Your local authority might decide that your child does not need an Education, Health and Care (EHC) plan, also called an EHCP. This usually means that the local authority thinks your child’s Special Educational Needs (SEN) support in school is enough to meet their needs.
If this happens you can either:
accept this decision and work with the school to add to or change your child’s support
Your local authority uses EHC assessment reports to decide what provision your child needs. Special educational provision is anything that “educates or trains” your child. This could be anything from individual support to speech and language therapy.
The EHC assessment reports can include advice from:
you and, if possible, your child

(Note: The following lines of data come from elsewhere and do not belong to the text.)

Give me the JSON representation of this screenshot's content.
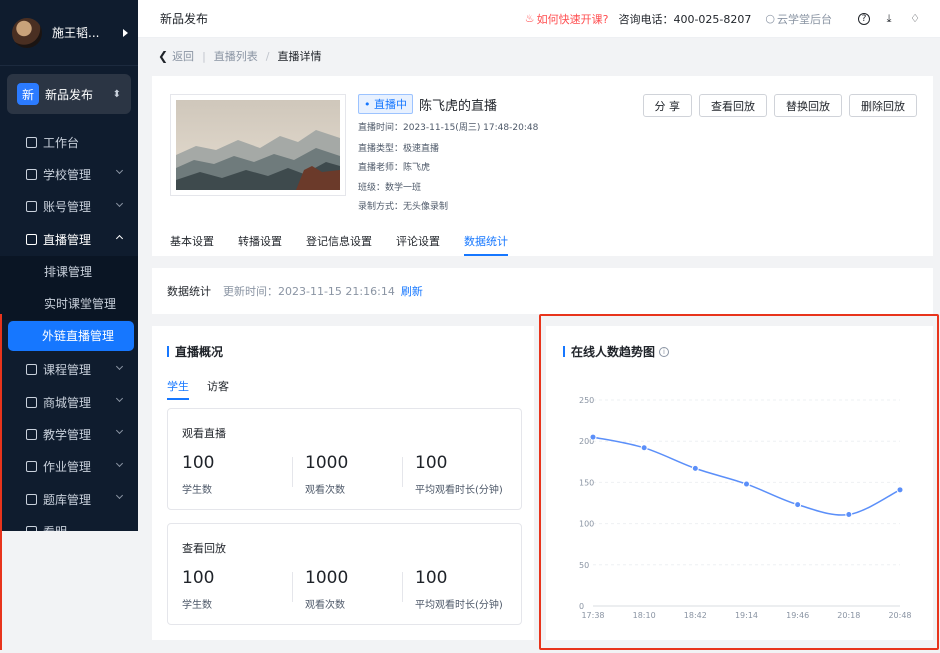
{
  "sidebar": {
    "user_name": "施王韬...",
    "org": {
      "badge": "新",
      "name": "新品发布"
    },
    "items": [
      {
        "label": "工作台",
        "icon": "dashboard-icon",
        "has_chevron": false
      },
      {
        "label": "学校管理",
        "icon": "school-icon",
        "has_chevron": true
      },
      {
        "label": "账号管理",
        "icon": "account-icon",
        "has_chevron": true
      },
      {
        "label": "直播管理",
        "icon": "live-icon",
        "has_chevron": true,
        "open": true
      },
      {
        "label": "课程管理",
        "icon": "course-icon",
        "has_chevron": true
      },
      {
        "label": "商城管理",
        "icon": "shop-icon",
        "has_chevron": true
      },
      {
        "label": "教学管理",
        "icon": "teaching-icon",
        "has_chevron": true
      },
      {
        "label": "作业管理",
        "icon": "homework-icon",
        "has_chevron": true
      },
      {
        "label": "题库管理",
        "icon": "question-bank-icon",
        "has_chevron": true
      },
      {
        "label": "看明",
        "icon": "view-icon",
        "has_chevron": false
      }
    ],
    "sub_items": [
      "排课管理",
      "实时课堂管理",
      "外链直播管理"
    ],
    "active_sub": "外链直播管理"
  },
  "topbar": {
    "title": "新品发布",
    "quick_start": "如何快速开课?",
    "hotline": "咨询电话：400-025-8207",
    "cloud_admin": "云学堂后台"
  },
  "breadcrumb": {
    "back": "返回",
    "list": "直播列表",
    "current": "直播详情"
  },
  "live": {
    "status": "• 直播中",
    "title": "陈飞虎的直播",
    "time": "直播时间：2023-11-15(周三) 17:48-20:48",
    "type": "直播类型：极速直播",
    "teacher": "直播老师：陈飞虎",
    "class": "班级：数学一班",
    "record": "录制方式：无头像录制",
    "actions": [
      "分 享",
      "查看回放",
      "替换回放",
      "删除回放"
    ],
    "tabs": [
      "基本设置",
      "转播设置",
      "登记信息设置",
      "评论设置",
      "数据统计"
    ],
    "active_tab": "数据统计"
  },
  "stats": {
    "label": "数据统计",
    "updated": "更新时间：2023-11-15 21:16:14",
    "refresh": "刷新"
  },
  "overview": {
    "title": "直播概况",
    "sub_tabs": [
      "学生",
      "访客"
    ],
    "active_sub_tab": "学生",
    "live_watch": {
      "title": "观看直播",
      "metrics": [
        {
          "value": "100",
          "label": "学生数"
        },
        {
          "value": "1000",
          "label": "观看次数"
        },
        {
          "value": "100",
          "label": "平均观看时长(分钟)"
        }
      ]
    },
    "replay_watch": {
      "title": "查看回放",
      "metrics": [
        {
          "value": "100",
          "label": "学生数"
        },
        {
          "value": "1000",
          "label": "观看次数"
        },
        {
          "value": "100",
          "label": "平均观看时长(分钟)"
        }
      ]
    }
  },
  "trend": {
    "title": "在线人数趋势图",
    "info_icon": "info-icon"
  },
  "colors": {
    "accent": "#1677ff",
    "highlight": "#e8341c",
    "sidebar_bg": "#0f1c2e",
    "line": "#5b8ff9"
  },
  "chart_data": {
    "type": "line",
    "x": [
      "17:38",
      "18:10",
      "18:42",
      "19:14",
      "19:46",
      "20:18",
      "20:48"
    ],
    "series": [
      {
        "values": [
          205,
          192,
          167,
          148,
          123,
          111,
          141
        ]
      }
    ],
    "ylim": [
      0,
      250
    ],
    "yticks": [
      0,
      50,
      100,
      150,
      200,
      250
    ],
    "grid": true,
    "smooth": true,
    "title": "",
    "xlabel": "",
    "ylabel": ""
  }
}
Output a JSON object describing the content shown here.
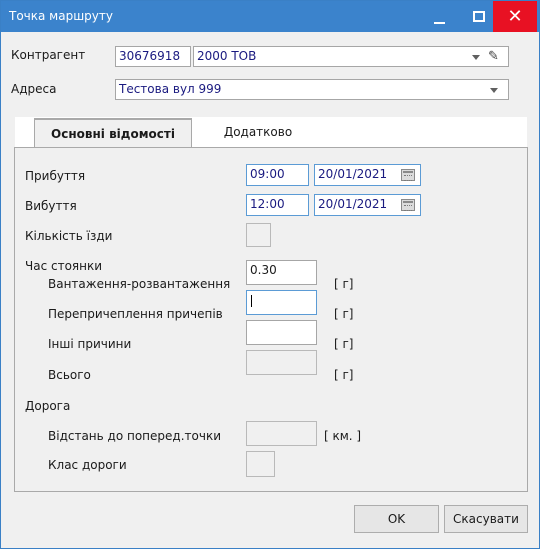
{
  "window": {
    "title": "Точка маршруту"
  },
  "header": {
    "counterparty_label": "Контрагент",
    "counterparty_code": "30676918",
    "counterparty_name": "2000 ТОВ",
    "address_label": "Адреса",
    "address_value": "Тестова вул 999"
  },
  "tabs": [
    {
      "label": "Основні відомості",
      "active": true
    },
    {
      "label": "Додатково",
      "active": false
    }
  ],
  "main": {
    "arrival_label": "Прибуття",
    "arrival_time": "09:00",
    "arrival_date": "20/01/2021",
    "departure_label": "Вибуття",
    "departure_time": "12:00",
    "departure_date": "20/01/2021",
    "trips_label": "Кількість їзди",
    "trips_value": "",
    "parking_label": "Час стоянки",
    "loading_label": "Вантаження-розвантаження",
    "loading_value": "0.30",
    "recoupling_label": "Перепричеплення причепів",
    "recoupling_value": "",
    "other_label": "Інші причини",
    "other_value": "",
    "total_label": "Всього",
    "total_value": "",
    "unit_hours": "[ г]",
    "road_label": "Дорога",
    "distance_label": "Відстань до поперед.точки",
    "distance_value": "",
    "unit_km": "[ км. ]",
    "road_class_label": "Клас дороги",
    "road_class_value": ""
  },
  "footer": {
    "ok_label": "OK",
    "cancel_label": "Скасувати"
  },
  "colors": {
    "titlebar": "#3b83cc",
    "close": "#e81123",
    "value_text": "#1a1a80"
  },
  "icons": [
    "minimize-icon",
    "maximize-icon",
    "close-icon",
    "chevron-down-icon",
    "pencil-icon",
    "calendar-icon"
  ]
}
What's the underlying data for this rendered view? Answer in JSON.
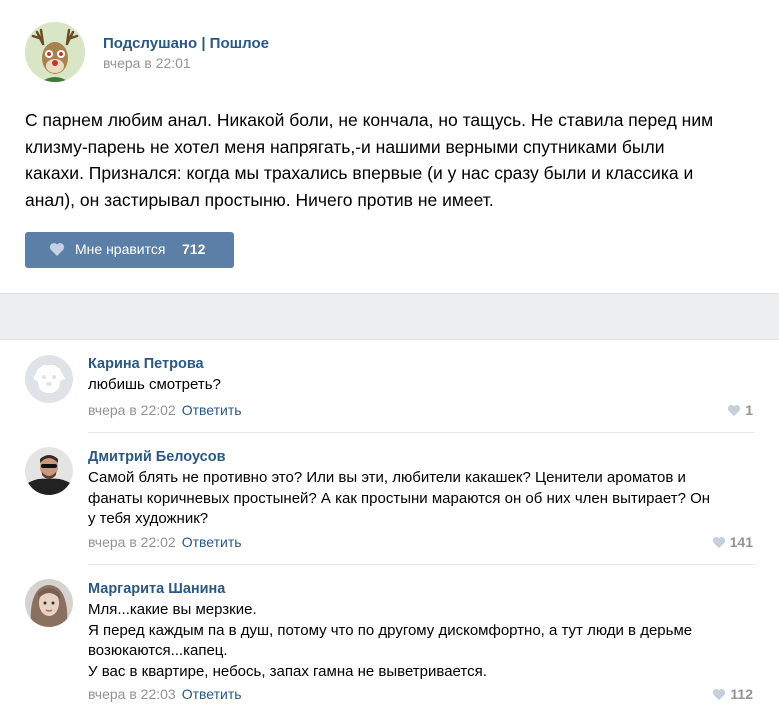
{
  "post": {
    "group_name": "Подслушано | Пошлое",
    "time": "вчера в 22:01",
    "text_lines": [
      "С парнем любим анал. Никакой боли, не кончала, но тащусь. Не ставила перед ним",
      "клизму-парень не хотел меня напрягать,-и нашими верными спутниками были",
      "какахи. Признался: когда мы трахались впервые (и у нас сразу были и классика и",
      "анал), он застирывал простыню. Ничего против не имеет."
    ],
    "like_label": "Мне нравится",
    "like_count": "712"
  },
  "comments": [
    {
      "author": "Карина Петрова",
      "lines": [
        "любишь смотреть?"
      ],
      "time": "вчера в 22:02",
      "reply": "Ответить",
      "likes": "1"
    },
    {
      "author": "Дмитрий Белоусов",
      "lines": [
        "Самой блять не противно это? Или вы эти, любители какашек? Ценители ароматов и",
        "фанаты коричневых простыней? А как простыни мараются он об них член вытирает? Он",
        "у тебя художник?"
      ],
      "time": "вчера в 22:02",
      "reply": "Ответить",
      "likes": "141"
    },
    {
      "author": "Маргарита Шанина",
      "lines": [
        "Мля...какие вы мерзкие.",
        "Я перед каждым па в душ, потому что по другому дискомфортно, а тут люди в дерьме",
        "возюкаются...капец.",
        "У вас в квартире, небось, запах гамна не выветривается."
      ],
      "time": "вчера в 22:03",
      "reply": "Ответить",
      "likes": "112"
    }
  ],
  "colors": {
    "link": "#2a5885",
    "button": "#5b7fa6",
    "meta": "#939393",
    "separator": "#edeef0"
  },
  "icons": {
    "group_avatar": "deer-avatar-icon",
    "like": "heart-icon",
    "default_avatar": "vk-dog-avatar-icon"
  }
}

your child’s nursery, school or college
an educational psychologist
specialist teachers (for example if your child has a hearing impairment)
health and social care services
others whose views may be important, such as a GP
Reports can also include advice on adulthood and independent living for young people over 14.
The local authority will use the reports to decide if your child needs an EHC plan.
It’s important to talk to the school first. Your child’s support might change following the EHC assessment.
Speak to the Special Educational Needs Co-ordinator (SENCO) or school about the local authority’s decision. Ask if the school:
agrees with the local authority’s decision and can include the EHC assessment report recommendations in your child’s SEN support
thinks you can appeal the decision (you can still do this without school support)
Go through the reports with the SENCO to talk about your child’s needs and the recommended provision. Check what the school can and cannot provide from the assessment reports.
Every state school gets a SEN budget and it’s up to them how they spend it. It can help to ask how much of that SEN provision is shared by other pupils. You could also check the school’s SEN offer on their website for more information about what they can provide.
Speak to the headteacher about your concerns. If you’re still struggling to work with the school, follow the school’s complaints procedure. You can usually find this on the school website.
If you decide not to appeal
Talk to the SENCO about your child’s existing SEN support, sometimes called an Individual Education Plan (IEP), and review the targets. These should be specific, measurable, achievable, realistic and time bound (SMART).
Ask the SENCO what they can add or change. This could be things like a referral to a specialist teacher or support with handwriting, reading and behaviour. You can use the EHC assessment reports to make sure the school gives your child the recommended support.
contact your local MP to raise your concerns and ask for support. They may be able to write to the school.
re-apply for an EHC plan (you can do this without school support)
Keep a record
It can help to keep a written record of everything between you and the school. This could include:
emails or letters to the school
any replies from teachers, the SENCO or headteacher
your complaint to the school and how they dealt with it
meetings you’ve had, when they happened and what they were about
Doing this can help you show how the SEN support is not working and what steps you’ve taken to try to resolve the problem with the school.
Deciding to appeal
You can appeal with or without the school’s support. It’s usual to try mediation with the local authority first and get a certificate. You can then submit a formal appeal to the Special Educational Needs and Disability Tribunal (SENDIST).
Whether at mediation or the SEND tribunal, you will need to show that the school cannot meet your child’s needs without an EHC plan.
If the SENCO thinks you can appeal, talk about why they disagree with the local authority’s decision. You can work with them to collect evidence to support your appeal. Ideally, the SENCO should be able to support you at both mediation and the SEND tribunal.
Check the recommendations from the EHC needs assessment reports. Look at information on:
your child’s needs
the support or provision needed
the expected outcomes (how the support will make a difference)
The EHC needs assessment should include reports from your child’s school too. These can include information about existing SEN support, progress, grades, assessments and anything else sent to the local authority. You can use these reports to support your appeal.
Keep a copy of letters or emails. You might be able to use them in your evidence.
Write to the professional and the local authority to ask them to review the reports if they:
do not include needs, provision or outcomes
have a mistake
If you need guidance, paragraph 9.51 of the SEND code of practice says:
“The evidence and advice submitted by those providing it should be clear, accessible and specific. They should provide advice about outcomes relevant for the child or young person’s age and phase of education and strategies for their achievement.
[…] They may comment on the amount of provision they consider a child or young person requires and local authorities should not have blanket policies which prevent them from doing so.”
You might need to get a second opinion if you do not agree with the professional or local authority. This may mean paying for a private assessment from another professional. Conflicting assessments or recommendations between the local authority and the second opinion might need mediation.
If you think there’s something missing from the school’s assessment report or you want to see your child’s full school record, you can ask the school for this in writing. Try to keep a good relationship with the school, especially if the school is not supporting your appeal.
But if you have problems with the school, you can ask for the records as a Freedom of Information request and they must give it to you.